You can now use an Uber as your personal limo for $50 an hour

Get your own private driver for an hour or more... likely separated from you by plastic sheeting and gaffer tape, but still.

Images By Tang Ming Tung/DigitalVision/Getty Images

Uber has introduced a new "hourly" booking option that lets riders make longer trips around town with one driver. For a flat $50 per hour, your driver will take you to as many places as you'd like within the allotted period, like the grocery store, the pharmacy, or even to your doctor. It sort of harkens back to Uber's original tagline where it tried to position its service as "Your own private driver."

The Hourly feature has already been live for some time in several international cities, but Uber didn't offer it in the U.S. before the coronavirus pandemic increased user requests for something like it. Riders want to reduce the number of drivers they come into contact with (drivers, meanwhile, probably want the same thing). Cars requested through Hourly will all be ones that are eligible for Uber Comfort, meaning larger vehicles with more space to put distance between riders and drivers.

Hourly is initially going live in the following cities, with more to follow: Atlanta, Chicago, Washington D.C., Dallas, Houston, Miami, Orlando, Tampa Bay, Philadelphia, Phoenix, Tacoma, and Seattle.

The caveats — Ride fares normally change dynamically based on demand, distance, and how long a trip takes (i.e. traffic), whereas the Hourly option is a fixed $50 unless your trip extends over an hour, after which you'll be charged the usual per-mile fare.
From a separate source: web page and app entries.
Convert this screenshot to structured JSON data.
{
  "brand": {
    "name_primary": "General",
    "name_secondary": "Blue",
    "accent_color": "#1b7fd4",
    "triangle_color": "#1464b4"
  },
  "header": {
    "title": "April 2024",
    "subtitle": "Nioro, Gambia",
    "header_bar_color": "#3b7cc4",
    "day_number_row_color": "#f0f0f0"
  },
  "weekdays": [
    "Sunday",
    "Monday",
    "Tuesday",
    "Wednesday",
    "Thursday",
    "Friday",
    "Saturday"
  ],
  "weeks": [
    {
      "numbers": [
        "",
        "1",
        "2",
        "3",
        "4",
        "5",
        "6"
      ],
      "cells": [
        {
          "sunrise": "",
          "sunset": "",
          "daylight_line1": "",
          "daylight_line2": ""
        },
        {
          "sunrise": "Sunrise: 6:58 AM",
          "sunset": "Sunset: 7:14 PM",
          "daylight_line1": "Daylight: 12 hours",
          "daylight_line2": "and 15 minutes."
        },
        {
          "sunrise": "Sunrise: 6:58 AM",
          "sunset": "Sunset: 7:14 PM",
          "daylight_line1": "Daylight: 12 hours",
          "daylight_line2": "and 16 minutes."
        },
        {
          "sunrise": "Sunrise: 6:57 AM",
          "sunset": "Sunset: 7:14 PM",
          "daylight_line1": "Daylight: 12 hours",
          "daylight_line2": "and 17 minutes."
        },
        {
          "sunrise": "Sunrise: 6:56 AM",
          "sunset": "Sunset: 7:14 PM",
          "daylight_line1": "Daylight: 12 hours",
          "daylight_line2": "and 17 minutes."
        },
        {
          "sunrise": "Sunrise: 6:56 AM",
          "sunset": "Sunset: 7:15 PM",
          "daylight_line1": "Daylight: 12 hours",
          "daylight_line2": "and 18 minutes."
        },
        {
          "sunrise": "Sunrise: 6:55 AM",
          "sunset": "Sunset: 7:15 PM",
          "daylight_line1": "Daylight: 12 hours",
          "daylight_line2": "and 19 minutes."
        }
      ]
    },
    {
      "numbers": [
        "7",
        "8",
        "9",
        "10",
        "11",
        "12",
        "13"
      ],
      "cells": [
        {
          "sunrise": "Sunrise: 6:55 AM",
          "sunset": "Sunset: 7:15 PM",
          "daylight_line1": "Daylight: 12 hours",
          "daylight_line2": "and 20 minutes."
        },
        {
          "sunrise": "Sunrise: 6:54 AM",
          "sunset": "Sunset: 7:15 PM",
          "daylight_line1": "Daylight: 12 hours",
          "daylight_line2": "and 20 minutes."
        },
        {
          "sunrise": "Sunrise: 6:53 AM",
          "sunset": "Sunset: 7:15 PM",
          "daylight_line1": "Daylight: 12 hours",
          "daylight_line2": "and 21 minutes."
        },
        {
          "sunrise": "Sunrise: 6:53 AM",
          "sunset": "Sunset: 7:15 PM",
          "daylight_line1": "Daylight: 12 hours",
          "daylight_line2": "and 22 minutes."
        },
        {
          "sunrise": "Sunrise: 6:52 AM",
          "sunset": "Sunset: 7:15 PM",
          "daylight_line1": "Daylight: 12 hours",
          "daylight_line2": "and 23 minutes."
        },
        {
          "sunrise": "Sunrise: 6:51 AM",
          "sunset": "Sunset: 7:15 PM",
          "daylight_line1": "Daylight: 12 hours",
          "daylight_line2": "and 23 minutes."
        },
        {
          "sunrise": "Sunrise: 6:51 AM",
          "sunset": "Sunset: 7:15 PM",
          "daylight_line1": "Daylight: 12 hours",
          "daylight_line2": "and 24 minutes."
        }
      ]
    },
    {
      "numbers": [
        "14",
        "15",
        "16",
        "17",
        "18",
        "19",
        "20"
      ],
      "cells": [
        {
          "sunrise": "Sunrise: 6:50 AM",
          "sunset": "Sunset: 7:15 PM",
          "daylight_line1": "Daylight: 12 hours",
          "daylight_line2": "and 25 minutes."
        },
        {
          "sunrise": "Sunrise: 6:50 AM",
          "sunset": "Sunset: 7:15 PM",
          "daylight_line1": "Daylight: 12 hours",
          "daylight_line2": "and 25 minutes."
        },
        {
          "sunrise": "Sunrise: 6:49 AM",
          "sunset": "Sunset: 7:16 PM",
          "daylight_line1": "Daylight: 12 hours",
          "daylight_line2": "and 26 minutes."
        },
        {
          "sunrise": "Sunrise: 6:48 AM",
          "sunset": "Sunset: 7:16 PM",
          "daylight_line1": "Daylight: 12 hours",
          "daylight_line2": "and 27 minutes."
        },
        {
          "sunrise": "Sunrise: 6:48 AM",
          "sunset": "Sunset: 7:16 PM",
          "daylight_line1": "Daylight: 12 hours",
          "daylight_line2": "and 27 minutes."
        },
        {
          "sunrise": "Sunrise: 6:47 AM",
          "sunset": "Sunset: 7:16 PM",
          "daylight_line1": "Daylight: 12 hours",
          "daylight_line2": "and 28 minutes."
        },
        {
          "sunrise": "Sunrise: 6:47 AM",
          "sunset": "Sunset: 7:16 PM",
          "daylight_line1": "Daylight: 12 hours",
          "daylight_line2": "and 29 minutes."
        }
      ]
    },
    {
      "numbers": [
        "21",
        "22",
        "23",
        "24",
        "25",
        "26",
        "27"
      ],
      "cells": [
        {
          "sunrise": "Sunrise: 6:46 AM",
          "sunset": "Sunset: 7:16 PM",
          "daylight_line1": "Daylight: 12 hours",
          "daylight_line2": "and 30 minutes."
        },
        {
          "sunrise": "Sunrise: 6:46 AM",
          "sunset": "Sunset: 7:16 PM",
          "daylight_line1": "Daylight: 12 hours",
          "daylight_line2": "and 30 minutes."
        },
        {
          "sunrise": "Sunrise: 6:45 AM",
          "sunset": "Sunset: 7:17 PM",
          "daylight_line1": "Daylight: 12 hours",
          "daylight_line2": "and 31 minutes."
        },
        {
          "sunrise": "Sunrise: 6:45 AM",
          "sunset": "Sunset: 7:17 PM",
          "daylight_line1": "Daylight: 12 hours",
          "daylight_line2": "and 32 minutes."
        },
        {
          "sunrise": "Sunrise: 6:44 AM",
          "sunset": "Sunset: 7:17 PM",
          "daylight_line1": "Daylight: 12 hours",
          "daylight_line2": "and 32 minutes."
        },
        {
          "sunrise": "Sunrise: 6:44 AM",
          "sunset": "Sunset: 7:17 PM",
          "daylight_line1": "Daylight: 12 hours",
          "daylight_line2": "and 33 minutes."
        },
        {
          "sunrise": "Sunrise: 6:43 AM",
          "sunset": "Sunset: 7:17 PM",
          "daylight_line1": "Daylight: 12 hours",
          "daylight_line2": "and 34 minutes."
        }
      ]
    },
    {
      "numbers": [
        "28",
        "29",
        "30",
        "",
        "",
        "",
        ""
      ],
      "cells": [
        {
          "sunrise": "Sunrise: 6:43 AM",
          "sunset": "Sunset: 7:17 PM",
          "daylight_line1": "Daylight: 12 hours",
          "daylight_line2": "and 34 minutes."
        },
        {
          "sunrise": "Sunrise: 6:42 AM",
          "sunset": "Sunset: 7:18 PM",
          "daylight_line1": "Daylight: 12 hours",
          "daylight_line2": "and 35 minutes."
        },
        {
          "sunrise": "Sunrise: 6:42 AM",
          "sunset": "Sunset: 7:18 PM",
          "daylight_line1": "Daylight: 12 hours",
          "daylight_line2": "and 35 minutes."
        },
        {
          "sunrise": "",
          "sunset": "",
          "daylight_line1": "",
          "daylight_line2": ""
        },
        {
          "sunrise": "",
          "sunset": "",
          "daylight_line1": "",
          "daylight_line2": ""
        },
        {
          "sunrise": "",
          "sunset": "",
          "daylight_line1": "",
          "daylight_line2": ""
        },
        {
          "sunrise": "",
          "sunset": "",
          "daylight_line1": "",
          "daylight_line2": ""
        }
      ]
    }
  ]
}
When you first request your ride you'll be asked to estimate how long the trip might take, for instance 2-3 hours, and pay that amount upfront. Unfortunately, if your trip runs shorter you still have to pay the full amount. But then, if you're willing to lay down $100-150 upfront, perhaps that's not that big a deal to you.


RIP good times — Uber has been hanging on for dear life since the pandemic saw its ridership decline by 80 percent across much of the globe. The company has been trying to make up for the losses by leaning hard on food delivery, selling its scooter and bike business, and by laying off thousands of employees.

Thankfully for Uber, it doesn't own any of its cars, so it can quickly cut overhead expenses to the bone until demand returns. That's at least somewhat better than the situation for hotels and traditional taxi businesses, which still have to continue paying their mortgages and leases. But then, Uber's also yet to actually make money. How long investors will put up with that remains to be seen.

Uber likely hopes that initiatives like Hourly and its new app update that verifies drivers are wearing masks will help bring riders back, albeit cautiously. The company still recommends that riders only take trips when absolutely necessary to protect themselves and others.